I stepped back and took a look around before I started to dig. This is hard to do, but is recommended procedure if you have the time — pick the best box, not the first box. From my survey, I could tell my anxiousness over missing anything was, naturally, misplaced. I already recognized some of the records — this guy had been setting up outside off and on all summer. There was still plenty of stuff to look through, including some stuff I thought I maybe hadn’t seen, but a motherlode this wasn’t. I would be able, for instance, to skip the boxes of moldy ones entirely.
I started into a likely looking box and was doing OK — a first print of Dischord’s Flex Your Head compilation, a record by northern soul singer Jean Wells, a weird Motown instrumental country record by Tony Bennett’s head band arranger, but something was keeping me from the soothing rhythms of my own record flipping.
Here it was, not quite eight in the morning, and the taquería across the hall was wailing tejano music at (beyond, really) top volume. The fizz of the accordion and the peppy energy of the beat were not exactly tonic to my caffeine-deprived mind.
But I probably could have gotten with it, or just let it recede into the background, had the owner of the new shop not decided to take some kind of stand. He said “See what I have to compete against here? I’ll have to listen to that garbage all day. I think I’ll have to rock them out.” And then he turned up his stereo past its capacity. I could not identify the artist he was playing, but it was something mid-tempo and melodic from the ‘80s that made Chicago sound like the Cramps.
It was the lamest attempt at out-rocking I’ve ever witnessed. The only net effect was to fuse the electric-sounding drums and casio keyboards of the pop-radio power jam, with the bounce and guffaws of the tejano. I began to get claustrophobic in my little cave, and actually started to wonder if I could psychically stand to stay there.
My color must have changed as my head started to throb, because he said, “That’s not really working,” and switched from the tape on his stereo to the radio. It started playing the station that bills itself as North Carolina’s NASCAR connection. Driver standings were announced and their future prospects were analyzed. Loudly.
It was right about this time that someone pulled into the parking lot in the behind this little booth I was in, no doubt to unload something into another tin shack. They were playing something that sounded like mid-’90s house music. They left it on while unloading.
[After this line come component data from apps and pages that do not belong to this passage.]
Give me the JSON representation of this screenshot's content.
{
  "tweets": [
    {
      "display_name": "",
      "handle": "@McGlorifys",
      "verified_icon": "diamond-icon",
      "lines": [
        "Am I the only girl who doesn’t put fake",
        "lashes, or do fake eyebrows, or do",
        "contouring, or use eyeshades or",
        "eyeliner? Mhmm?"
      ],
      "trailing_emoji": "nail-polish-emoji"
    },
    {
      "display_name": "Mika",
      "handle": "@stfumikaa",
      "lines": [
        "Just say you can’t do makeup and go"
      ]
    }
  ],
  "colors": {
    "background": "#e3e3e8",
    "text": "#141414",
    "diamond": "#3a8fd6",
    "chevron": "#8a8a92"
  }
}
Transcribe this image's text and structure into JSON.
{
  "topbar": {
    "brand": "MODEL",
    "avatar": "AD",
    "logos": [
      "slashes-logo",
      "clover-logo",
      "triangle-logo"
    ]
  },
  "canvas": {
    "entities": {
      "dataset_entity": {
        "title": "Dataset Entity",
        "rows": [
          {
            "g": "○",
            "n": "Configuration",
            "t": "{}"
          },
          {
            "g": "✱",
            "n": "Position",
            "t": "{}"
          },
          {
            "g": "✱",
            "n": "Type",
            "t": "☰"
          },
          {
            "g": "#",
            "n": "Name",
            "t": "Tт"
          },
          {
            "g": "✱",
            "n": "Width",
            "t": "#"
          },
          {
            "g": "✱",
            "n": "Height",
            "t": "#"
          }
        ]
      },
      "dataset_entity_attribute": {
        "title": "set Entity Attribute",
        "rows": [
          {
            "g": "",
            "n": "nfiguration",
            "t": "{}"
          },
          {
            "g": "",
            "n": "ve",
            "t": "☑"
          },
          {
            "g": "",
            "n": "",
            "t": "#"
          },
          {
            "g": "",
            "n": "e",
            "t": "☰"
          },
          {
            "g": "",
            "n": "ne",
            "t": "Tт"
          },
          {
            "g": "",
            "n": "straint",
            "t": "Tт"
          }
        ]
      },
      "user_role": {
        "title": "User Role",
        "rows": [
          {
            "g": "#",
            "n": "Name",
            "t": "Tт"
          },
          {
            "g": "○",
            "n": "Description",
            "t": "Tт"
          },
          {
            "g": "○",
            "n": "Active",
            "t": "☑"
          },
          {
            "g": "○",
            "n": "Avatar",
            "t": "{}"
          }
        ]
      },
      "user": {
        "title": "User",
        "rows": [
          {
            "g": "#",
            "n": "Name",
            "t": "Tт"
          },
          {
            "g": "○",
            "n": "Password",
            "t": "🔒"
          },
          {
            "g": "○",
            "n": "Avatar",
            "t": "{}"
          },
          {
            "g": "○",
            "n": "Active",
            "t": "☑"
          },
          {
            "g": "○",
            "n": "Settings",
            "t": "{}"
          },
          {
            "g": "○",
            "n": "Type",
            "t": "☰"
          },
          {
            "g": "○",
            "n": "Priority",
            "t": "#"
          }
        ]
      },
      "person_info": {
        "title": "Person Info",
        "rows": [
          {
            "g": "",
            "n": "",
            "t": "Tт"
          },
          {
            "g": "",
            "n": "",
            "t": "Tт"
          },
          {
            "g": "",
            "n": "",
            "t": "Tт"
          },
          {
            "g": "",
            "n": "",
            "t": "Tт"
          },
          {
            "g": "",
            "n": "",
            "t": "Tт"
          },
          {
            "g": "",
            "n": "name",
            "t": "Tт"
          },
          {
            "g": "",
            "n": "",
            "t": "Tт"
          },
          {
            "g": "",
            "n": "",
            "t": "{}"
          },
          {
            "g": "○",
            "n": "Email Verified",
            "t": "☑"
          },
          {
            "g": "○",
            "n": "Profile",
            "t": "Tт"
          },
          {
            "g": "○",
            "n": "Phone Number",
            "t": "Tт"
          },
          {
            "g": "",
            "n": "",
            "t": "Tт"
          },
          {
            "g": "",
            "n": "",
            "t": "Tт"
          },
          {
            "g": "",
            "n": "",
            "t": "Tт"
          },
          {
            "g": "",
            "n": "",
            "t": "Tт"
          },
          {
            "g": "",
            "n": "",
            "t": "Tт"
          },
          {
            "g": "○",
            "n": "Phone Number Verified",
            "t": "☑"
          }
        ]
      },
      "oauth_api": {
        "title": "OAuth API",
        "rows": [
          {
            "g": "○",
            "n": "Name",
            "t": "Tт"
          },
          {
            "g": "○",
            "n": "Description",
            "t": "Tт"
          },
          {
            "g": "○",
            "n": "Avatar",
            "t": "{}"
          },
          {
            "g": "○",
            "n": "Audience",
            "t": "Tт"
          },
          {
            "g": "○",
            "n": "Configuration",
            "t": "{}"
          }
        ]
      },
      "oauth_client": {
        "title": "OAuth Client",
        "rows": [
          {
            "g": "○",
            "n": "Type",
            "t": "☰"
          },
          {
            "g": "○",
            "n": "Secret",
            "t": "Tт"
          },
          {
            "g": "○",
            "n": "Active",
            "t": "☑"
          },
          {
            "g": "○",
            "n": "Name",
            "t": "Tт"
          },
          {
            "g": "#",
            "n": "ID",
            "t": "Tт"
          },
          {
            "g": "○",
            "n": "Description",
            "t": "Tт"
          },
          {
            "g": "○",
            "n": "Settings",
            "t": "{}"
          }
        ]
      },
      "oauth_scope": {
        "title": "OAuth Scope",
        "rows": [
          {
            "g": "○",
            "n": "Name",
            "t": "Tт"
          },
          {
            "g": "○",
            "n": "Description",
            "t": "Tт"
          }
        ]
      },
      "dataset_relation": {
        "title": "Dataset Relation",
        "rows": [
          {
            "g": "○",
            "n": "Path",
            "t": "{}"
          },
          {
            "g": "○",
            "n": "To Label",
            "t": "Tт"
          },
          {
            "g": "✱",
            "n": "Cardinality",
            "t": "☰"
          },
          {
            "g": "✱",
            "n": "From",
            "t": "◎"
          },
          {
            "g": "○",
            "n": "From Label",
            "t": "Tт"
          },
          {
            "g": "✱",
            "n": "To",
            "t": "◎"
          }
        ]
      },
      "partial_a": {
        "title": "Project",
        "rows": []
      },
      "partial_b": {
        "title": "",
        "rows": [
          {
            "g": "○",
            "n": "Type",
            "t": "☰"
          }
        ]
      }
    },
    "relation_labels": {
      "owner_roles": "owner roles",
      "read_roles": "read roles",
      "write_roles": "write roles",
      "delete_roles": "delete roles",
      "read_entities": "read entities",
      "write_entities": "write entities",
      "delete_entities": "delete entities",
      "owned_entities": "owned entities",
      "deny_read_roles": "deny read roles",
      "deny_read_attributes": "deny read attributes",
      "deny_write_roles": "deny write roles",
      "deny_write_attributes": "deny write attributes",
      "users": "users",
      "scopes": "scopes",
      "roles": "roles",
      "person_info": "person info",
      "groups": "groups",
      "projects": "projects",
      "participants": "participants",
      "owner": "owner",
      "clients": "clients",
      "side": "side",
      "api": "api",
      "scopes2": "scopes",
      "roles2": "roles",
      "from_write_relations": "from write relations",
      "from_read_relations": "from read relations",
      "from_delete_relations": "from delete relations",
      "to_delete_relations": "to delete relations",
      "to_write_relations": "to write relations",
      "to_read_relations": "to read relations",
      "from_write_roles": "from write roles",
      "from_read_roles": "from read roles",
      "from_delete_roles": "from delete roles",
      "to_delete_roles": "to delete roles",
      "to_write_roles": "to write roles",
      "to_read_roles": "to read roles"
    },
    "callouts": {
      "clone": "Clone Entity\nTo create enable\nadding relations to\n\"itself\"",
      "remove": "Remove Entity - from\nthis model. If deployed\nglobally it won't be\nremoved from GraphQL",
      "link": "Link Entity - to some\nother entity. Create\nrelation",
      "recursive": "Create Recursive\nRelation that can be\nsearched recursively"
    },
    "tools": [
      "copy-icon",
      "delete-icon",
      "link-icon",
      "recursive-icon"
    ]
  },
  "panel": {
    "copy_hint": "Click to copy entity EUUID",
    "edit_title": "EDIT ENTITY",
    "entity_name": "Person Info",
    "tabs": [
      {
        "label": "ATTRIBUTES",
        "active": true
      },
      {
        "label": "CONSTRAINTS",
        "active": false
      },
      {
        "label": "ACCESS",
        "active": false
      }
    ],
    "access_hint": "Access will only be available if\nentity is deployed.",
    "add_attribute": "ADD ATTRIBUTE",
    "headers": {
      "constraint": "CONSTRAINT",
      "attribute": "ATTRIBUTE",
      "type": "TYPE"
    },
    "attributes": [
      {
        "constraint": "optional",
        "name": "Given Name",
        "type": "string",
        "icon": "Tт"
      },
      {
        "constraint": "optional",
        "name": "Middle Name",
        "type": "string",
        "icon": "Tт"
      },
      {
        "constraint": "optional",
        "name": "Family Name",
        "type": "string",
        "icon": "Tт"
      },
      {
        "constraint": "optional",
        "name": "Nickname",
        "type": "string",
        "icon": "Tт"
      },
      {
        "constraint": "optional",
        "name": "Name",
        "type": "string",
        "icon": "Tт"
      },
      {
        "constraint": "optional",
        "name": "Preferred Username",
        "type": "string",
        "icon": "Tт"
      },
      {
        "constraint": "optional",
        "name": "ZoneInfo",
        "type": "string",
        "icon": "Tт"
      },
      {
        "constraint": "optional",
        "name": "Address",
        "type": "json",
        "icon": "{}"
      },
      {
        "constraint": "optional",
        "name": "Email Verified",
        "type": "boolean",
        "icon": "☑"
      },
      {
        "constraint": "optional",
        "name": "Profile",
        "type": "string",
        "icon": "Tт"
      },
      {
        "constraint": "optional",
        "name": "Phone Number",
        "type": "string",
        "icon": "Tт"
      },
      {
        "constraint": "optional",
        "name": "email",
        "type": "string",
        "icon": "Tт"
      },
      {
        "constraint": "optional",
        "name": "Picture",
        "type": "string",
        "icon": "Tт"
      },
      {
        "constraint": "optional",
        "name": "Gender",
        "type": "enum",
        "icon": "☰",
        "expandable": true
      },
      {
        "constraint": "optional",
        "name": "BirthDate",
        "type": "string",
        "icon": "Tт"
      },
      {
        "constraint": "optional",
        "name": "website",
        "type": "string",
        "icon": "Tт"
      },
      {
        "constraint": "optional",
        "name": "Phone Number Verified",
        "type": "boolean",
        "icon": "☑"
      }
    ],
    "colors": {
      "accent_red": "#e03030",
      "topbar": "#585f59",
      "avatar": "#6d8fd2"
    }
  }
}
Believe it or not, techno was not the third element needed to tie the accordion and the announcer together.
If there’s a more perfect distillation of the Smiley’s experience than a heedless, spontaneous 8 a.m. mix of distorted tejano, NASCAR radio and out-of-date dance music played while you’re trying to dig through a bunch of junk you suspect you’ve probably already seen before, I don’t know what it would be. OK, granted, the owner of the shop wasn’t wearing a T-shirt with a ridiculous pro-American slogan or sexual come-on on it. But surely one of the bears was. Bears do it in the woods, baby!
Next time at Junker’s Blues: The rest of the Smiley’s regulars join the hunt, and we look back fondly upon some instances when blood was in the water.